The statement “Correlation is not always causation” has been used to summarize the misleading tendency of using quantitative analysis to find solutions or predict the future. The statement draws our attention to the fact that two situations that vary together, may not have any significant effect on each other, and the observed association may not be a good predictor of what might happen in the future. To ensure accuracy and prevent biases while examining for causal relationships, quantitative researchers have invented several methodologies, such as RCT, Instrumental variables and regression discontinuity, to randomize sample selection, remove potential biases and control for confounding factors. Yet, these methods have their limitations. Algorithms and predictive analysis have been seen to be misleading, and sole dependence on such results may lead to creating wrong solutions. However, it is important to note that quantitative analysis has yielded unparalleled success in helping to determine if a hypothesis (that two specific events are associated) is wrong or right.
Qualitative analysis, on the other hand, does not give this exact sense of measurement but helps to observe situations more closely and in more detail. It tells the story of how a certain situation leads to the other and the ways it may differ in diverse individuals and scenarios. The advantage of this approach is its ability to create a wider view of the situation and helps to pinpoint the specific factors involved in individual cases. Since qualitative analysis involves the people, it helps them to share their stories and participate in the pursuit of solutions.

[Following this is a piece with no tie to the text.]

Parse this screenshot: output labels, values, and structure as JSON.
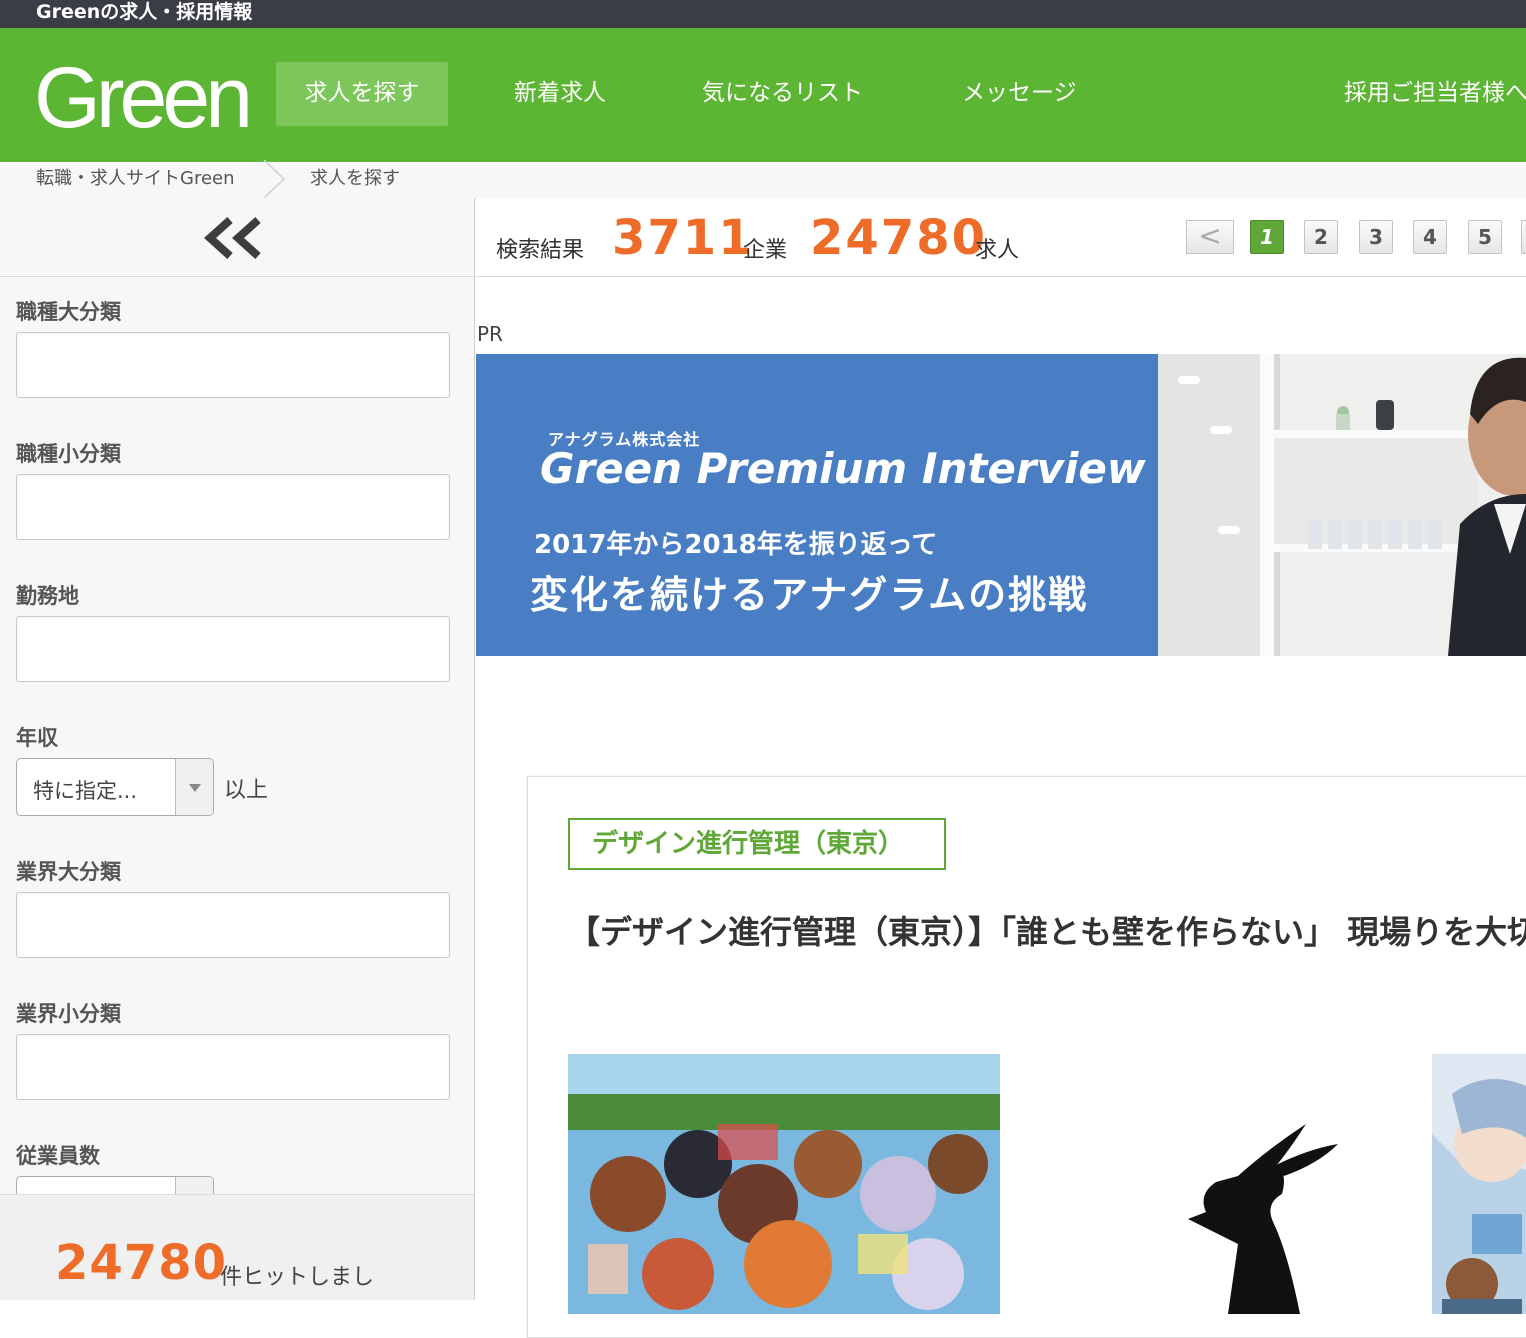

How qualitative and quantitative research compliments each other
Benefits of combining qualitative and quantitative research methods:
A major benefit of combining qualitative and quantitative methods is the use of both broadens and deepens the understanding of the subject matter. Quantitative analysis reveals the magnitude and significance of the effect of one variable on the other, while qualitative analysis allows the readers or users of the result to understand how the findings and conclusions were reached. It provides an understanding of how local contextual factors explain the quantitative results seen.
More so, using both methods help to ensure buy-in from both quantitative and qualitative scholars and also aid acceptance of the result within the population being studied.